Solo Flamenco guitar music, which is sometimes whimsically called “Gypsy jazz,” only came into its own in the late 1930’s, when Carlos Montoya’s uncle Ramon Montoya legitimized it as a separate art form distinct from the usual guitar accompaniment of Flamenco singing and dancing. Even his native Spain was slow to accept solo Flamenco guitar as a distinctive form until Carlos Montoya, Sabicas, Mario Escudero and others popularized it outside the country, Radford says.

It was Montoya who inspired Radford to take up the unique musical form when he was in high school. Radford was dabbling in a more familiar musical outlet – a rock and roll garage band. While on a summer family vacation in Minnesota, his mother brought a $1.98 Montoya record home from the grocery store. “It was love at first sound” says Radford, and he spent the next year copying the style by ear. When the legendary artist came to Tulsa to perform, the young Radford arranged a backstage visit.

“I met him and played for him with the intention of asking for his advice as to where I should study in Spain,” Radford recalls. But Montoya, impressed with his natural talent, instead invited Radford to study with him in New York as a private student.

As soon as he arrived in New York City Radford began studying with Montoya and playing professional engagements including Carnegie Hall. After a career sidestep via the Army in Vietnam, Radford resumed his studies by touring Spain.

He was the only individual ever to be awarded a Fulbright scholarship in Flamenco Guitar music, but there was no formal method of studying it. He said, “I had to find the individuals who were masters of the musical styles I wanted to learn and then track them down. He traveled thousands of miles in Spain immersing himself in the music and lifestyle of the Spanish Gypsies.

Radford’s success has now led him to the unique position of being one of the busiest concert flamenco guitarists in the world with an impressive record of packed concert halls and standing ovations.

“Flamenco is one of the most highly disciplined and complex folk art forms to be found anywhere”, he says. It’s structured like “a musical kaleidoscope,” using “song forms” of rhythmic patterns rather than specific melodies. The forms serve as a reference point for the individual interpretation, which never sounds quite the same way twice.”

“I like to compare Flamenco to American Bluegrass music, which I also play a little,” he says. “It’s not an exact parallel, but they’re both based on non- written oral traditions handed down through the generations.”

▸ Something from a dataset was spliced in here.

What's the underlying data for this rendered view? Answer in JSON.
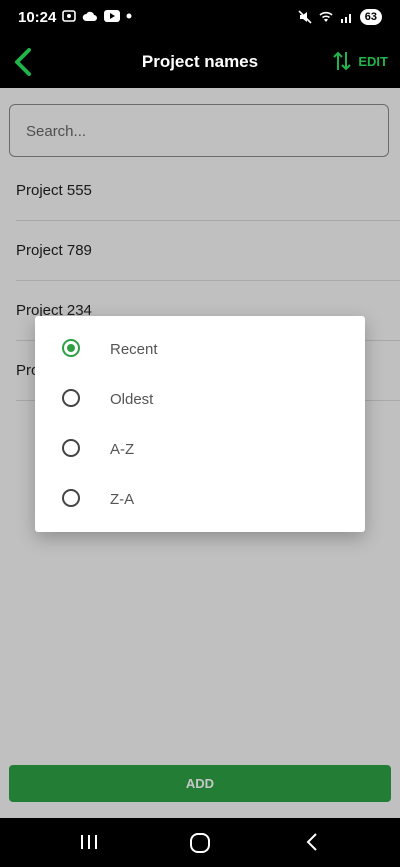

Tickets for Radford’s (date) concert are available at (ticket outlets).

For information call (phone number).